● **Instructions to follow**: Copy out the records again. Change nothing.

● **Source information**:
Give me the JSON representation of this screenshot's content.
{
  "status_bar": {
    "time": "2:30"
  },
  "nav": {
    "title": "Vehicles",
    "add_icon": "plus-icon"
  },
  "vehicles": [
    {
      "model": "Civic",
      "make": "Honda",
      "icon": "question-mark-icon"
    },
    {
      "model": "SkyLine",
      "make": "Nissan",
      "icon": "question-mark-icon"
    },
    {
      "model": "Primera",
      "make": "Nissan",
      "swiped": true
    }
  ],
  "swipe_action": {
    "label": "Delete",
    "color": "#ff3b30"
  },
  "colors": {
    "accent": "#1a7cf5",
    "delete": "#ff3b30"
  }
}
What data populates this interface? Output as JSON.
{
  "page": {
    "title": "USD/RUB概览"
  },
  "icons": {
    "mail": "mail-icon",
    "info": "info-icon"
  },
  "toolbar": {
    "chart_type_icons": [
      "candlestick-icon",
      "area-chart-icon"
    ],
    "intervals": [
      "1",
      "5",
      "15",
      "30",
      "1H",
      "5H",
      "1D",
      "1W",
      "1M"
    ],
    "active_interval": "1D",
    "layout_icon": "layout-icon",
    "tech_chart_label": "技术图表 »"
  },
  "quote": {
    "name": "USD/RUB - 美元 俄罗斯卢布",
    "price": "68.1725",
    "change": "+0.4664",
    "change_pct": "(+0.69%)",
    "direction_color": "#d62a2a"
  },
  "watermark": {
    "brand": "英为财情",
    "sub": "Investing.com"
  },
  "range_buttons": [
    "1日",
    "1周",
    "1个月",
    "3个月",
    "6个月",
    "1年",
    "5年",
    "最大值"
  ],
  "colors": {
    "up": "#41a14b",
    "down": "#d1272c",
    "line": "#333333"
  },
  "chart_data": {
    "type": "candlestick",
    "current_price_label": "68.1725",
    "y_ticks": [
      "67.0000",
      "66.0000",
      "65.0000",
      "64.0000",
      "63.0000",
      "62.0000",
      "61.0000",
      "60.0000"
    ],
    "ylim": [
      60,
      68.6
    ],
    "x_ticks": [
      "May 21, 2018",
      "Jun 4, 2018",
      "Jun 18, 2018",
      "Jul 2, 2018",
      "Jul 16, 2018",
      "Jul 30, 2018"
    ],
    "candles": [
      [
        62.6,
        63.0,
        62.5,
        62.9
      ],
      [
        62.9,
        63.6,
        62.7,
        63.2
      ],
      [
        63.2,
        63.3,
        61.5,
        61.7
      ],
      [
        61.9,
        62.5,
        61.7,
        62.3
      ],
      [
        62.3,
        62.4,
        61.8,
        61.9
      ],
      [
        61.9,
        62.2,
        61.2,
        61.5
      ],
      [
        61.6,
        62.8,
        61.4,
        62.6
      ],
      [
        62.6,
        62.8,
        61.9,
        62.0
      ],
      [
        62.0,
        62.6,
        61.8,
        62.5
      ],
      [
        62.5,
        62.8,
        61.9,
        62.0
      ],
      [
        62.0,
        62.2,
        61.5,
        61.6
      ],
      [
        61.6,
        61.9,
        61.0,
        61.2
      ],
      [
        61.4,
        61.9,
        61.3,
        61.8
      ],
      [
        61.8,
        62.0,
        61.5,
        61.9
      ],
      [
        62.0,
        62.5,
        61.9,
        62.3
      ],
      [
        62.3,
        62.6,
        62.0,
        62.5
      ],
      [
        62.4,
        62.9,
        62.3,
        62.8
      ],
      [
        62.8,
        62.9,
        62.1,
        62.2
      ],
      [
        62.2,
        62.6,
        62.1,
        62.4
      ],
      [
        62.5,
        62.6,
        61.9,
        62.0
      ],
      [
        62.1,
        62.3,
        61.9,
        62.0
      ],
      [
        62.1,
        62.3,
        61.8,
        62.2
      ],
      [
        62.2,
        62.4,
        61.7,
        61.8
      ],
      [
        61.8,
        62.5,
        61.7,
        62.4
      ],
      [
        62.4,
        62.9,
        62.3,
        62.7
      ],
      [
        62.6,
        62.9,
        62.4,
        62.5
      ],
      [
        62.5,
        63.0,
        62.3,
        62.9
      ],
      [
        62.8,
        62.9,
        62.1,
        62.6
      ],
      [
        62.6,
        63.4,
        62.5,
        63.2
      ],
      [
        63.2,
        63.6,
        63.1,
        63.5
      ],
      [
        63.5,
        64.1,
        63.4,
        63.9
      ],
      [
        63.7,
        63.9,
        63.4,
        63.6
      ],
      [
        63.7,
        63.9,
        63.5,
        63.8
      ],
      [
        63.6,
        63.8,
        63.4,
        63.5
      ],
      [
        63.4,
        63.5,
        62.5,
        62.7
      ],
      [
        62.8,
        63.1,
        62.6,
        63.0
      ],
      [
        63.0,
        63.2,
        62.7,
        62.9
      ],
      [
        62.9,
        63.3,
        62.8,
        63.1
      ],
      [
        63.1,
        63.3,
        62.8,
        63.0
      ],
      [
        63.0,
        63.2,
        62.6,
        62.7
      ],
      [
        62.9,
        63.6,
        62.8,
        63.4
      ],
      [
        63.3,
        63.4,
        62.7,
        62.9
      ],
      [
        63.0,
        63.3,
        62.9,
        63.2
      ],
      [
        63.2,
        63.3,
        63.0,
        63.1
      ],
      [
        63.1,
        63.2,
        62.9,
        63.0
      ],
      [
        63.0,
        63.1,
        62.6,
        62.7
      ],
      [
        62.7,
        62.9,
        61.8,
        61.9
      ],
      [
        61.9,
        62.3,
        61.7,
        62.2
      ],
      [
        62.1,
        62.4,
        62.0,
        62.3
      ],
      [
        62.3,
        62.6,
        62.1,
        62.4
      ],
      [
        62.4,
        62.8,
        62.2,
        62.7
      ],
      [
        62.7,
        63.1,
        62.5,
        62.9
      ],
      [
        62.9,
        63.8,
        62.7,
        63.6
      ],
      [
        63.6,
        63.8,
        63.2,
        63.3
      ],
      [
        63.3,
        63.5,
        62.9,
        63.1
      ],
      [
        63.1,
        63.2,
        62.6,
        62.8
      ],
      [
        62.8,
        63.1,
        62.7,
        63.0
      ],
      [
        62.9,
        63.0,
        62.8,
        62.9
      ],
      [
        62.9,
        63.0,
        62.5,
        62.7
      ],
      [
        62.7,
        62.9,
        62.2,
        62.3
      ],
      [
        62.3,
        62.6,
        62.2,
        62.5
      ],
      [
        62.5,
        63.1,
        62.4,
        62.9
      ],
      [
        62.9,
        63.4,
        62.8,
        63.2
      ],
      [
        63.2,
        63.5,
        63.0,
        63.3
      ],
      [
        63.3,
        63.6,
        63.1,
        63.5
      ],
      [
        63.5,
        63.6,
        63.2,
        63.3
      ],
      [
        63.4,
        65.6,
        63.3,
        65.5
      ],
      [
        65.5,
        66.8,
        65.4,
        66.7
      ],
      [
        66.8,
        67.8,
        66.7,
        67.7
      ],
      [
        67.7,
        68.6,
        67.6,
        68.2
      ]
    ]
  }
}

● **Answer box**:
Give me the JSON representation of this screenshot's content.
{
  "status_bar": {
    "time": "2:30"
  },
  "nav": {
    "title": "Vehicles",
    "add_icon": "plus-icon"
  },
  "vehicles": [
    {
      "model": "Civic",
      "make": "Honda",
      "icon": "question-mark-icon"
    },
    {
      "model": "SkyLine",
      "make": "Nissan",
      "icon": "question-mark-icon"
    },
    {
      "model": "Primera",
      "make": "Nissan",
      "swiped": true
    }
  ],
  "swipe_action": {
    "label": "Delete",
    "color": "#ff3b30"
  },
  "colors": {
    "accent": "#1a7cf5",
    "delete": "#ff3b30"
  }
}
What data populates this interface? Output as JSON.
{
  "page": {
    "title": "USD/RUB概览"
  },
  "icons": {
    "mail": "mail-icon",
    "info": "info-icon"
  },
  "toolbar": {
    "chart_type_icons": [
      "candlestick-icon",
      "area-chart-icon"
    ],
    "intervals": [
      "1",
      "5",
      "15",
      "30",
      "1H",
      "5H",
      "1D",
      "1W",
      "1M"
    ],
    "active_interval": "1D",
    "layout_icon": "layout-icon",
    "tech_chart_label": "技术图表 »"
  },
  "quote": {
    "name": "USD/RUB - 美元 俄罗斯卢布",
    "price": "68.1725",
    "change": "+0.4664",
    "change_pct": "(+0.69%)",
    "direction_color": "#d62a2a"
  },
  "watermark": {
    "brand": "英为财情",
    "sub": "Investing.com"
  },
  "range_buttons": [
    "1日",
    "1周",
    "1个月",
    "3个月",
    "6个月",
    "1年",
    "5年",
    "最大值"
  ],
  "colors": {
    "up": "#41a14b",
    "down": "#d1272c",
    "line": "#333333"
  },
  "chart_data": {
    "type": "candlestick",
    "current_price_label": "68.1725",
    "y_ticks": [
      "67.0000",
      "66.0000",
      "65.0000",
      "64.0000",
      "63.0000",
      "62.0000",
      "61.0000",
      "60.0000"
    ],
    "ylim": [
      60,
      68.6
    ],
    "x_ticks": [
      "May 21, 2018",
      "Jun 4, 2018",
      "Jun 18, 2018",
      "Jul 2, 2018",
      "Jul 16, 2018",
      "Jul 30, 2018"
    ],
    "candles": [
      [
        62.6,
        63.0,
        62.5,
        62.9
      ],
      [
        62.9,
        63.6,
        62.7,
        63.2
      ],
      [
        63.2,
        63.3,
        61.5,
        61.7
      ],
      [
        61.9,
        62.5,
        61.7,
        62.3
      ],
      [
        62.3,
        62.4,
        61.8,
        61.9
      ],
      [
        61.9,
        62.2,
        61.2,
        61.5
      ],
      [
        61.6,
        62.8,
        61.4,
        62.6
      ],
      [
        62.6,
        62.8,
        61.9,
        62.0
      ],
      [
        62.0,
        62.6,
        61.8,
        62.5
      ],
      [
        62.5,
        62.8,
        61.9,
        62.0
      ],
      [
        62.0,
        62.2,
        61.5,
        61.6
      ],
      [
        61.6,
        61.9,
        61.0,
        61.2
      ],
      [
        61.4,
        61.9,
        61.3,
        61.8
      ],
      [
        61.8,
        62.0,
        61.5,
        61.9
      ],
      [
        62.0,
        62.5,
        61.9,
        62.3
      ],
      [
        62.3,
        62.6,
        62.0,
        62.5
      ],
      [
        62.4,
        62.9,
        62.3,
        62.8
      ],
      [
        62.8,
        62.9,
        62.1,
        62.2
      ],
      [
        62.2,
        62.6,
        62.1,
        62.4
      ],
      [
        62.5,
        62.6,
        61.9,
        62.0
      ],
      [
        62.1,
        62.3,
        61.9,
        62.0
      ],
      [
        62.1,
        62.3,
        61.8,
        62.2
      ],
      [
        62.2,
        62.4,
        61.7,
        61.8
      ],
      [
        61.8,
        62.5,
        61.7,
        62.4
      ],
      [
        62.4,
        62.9,
        62.3,
        62.7
      ],
      [
        62.6,
        62.9,
        62.4,
        62.5
      ],
      [
        62.5,
        63.0,
        62.3,
        62.9
      ],
      [
        62.8,
        62.9,
        62.1,
        62.6
      ],
      [
        62.6,
        63.4,
        62.5,
        63.2
      ],
      [
        63.2,
        63.6,
        63.1,
        63.5
      ],
      [
        63.5,
        64.1,
        63.4,
        63.9
      ],
      [
        63.7,
        63.9,
        63.4,
        63.6
      ],
      [
        63.7,
        63.9,
        63.5,
        63.8
      ],
      [
        63.6,
        63.8,
        63.4,
        63.5
      ],
      [
        63.4,
        63.5,
        62.5,
        62.7
      ],
      [
        62.8,
        63.1,
        62.6,
        63.0
      ],
      [
        63.0,
        63.2,
        62.7,
        62.9
      ],
      [
        62.9,
        63.3,
        62.8,
        63.1
      ],
      [
        63.1,
        63.3,
        62.8,
        63.0
      ],
      [
        63.0,
        63.2,
        62.6,
        62.7
      ],
      [
        62.9,
        63.6,
        62.8,
        63.4
      ],
      [
        63.3,
        63.4,
        62.7,
        62.9
      ],
      [
        63.0,
        63.3,
        62.9,
        63.2
      ],
      [
        63.2,
        63.3,
        63.0,
        63.1
      ],
      [
        63.1,
        63.2,
        62.9,
        63.0
      ],
      [
        63.0,
        63.1,
        62.6,
        62.7
      ],
      [
        62.7,
        62.9,
        61.8,
        61.9
      ],
      [
        61.9,
        62.3,
        61.7,
        62.2
      ],
      [
        62.1,
        62.4,
        62.0,
        62.3
      ],
      [
        62.3,
        62.6,
        62.1,
        62.4
      ],
      [
        62.4,
        62.8,
        62.2,
        62.7
      ],
      [
        62.7,
        63.1,
        62.5,
        62.9
      ],
      [
        62.9,
        63.8,
        62.7,
        63.6
      ],
      [
        63.6,
        63.8,
        63.2,
        63.3
      ],
      [
        63.3,
        63.5,
        62.9,
        63.1
      ],
      [
        63.1,
        63.2,
        62.6,
        62.8
      ],
      [
        62.8,
        63.1,
        62.7,
        63.0
      ],
      [
        62.9,
        63.0,
        62.8,
        62.9
      ],
      [
        62.9,
        63.0,
        62.5,
        62.7
      ],
      [
        62.7,
        62.9,
        62.2,
        62.3
      ],
      [
        62.3,
        62.6,
        62.2,
        62.5
      ],
      [
        62.5,
        63.1,
        62.4,
        62.9
      ],
      [
        62.9,
        63.4,
        62.8,
        63.2
      ],
      [
        63.2,
        63.5,
        63.0,
        63.3
      ],
      [
        63.3,
        63.6,
        63.1,
        63.5
      ],
      [
        63.5,
        63.6,
        63.2,
        63.3
      ],
      [
        63.4,
        65.6,
        63.3,
        65.5
      ],
      [
        65.5,
        66.8,
        65.4,
        66.7
      ],
      [
        66.8,
        67.8,
        66.7,
        67.7
      ],
      [
        67.7,
        68.6,
        67.6,
        68.2
      ]
    ]
  }
}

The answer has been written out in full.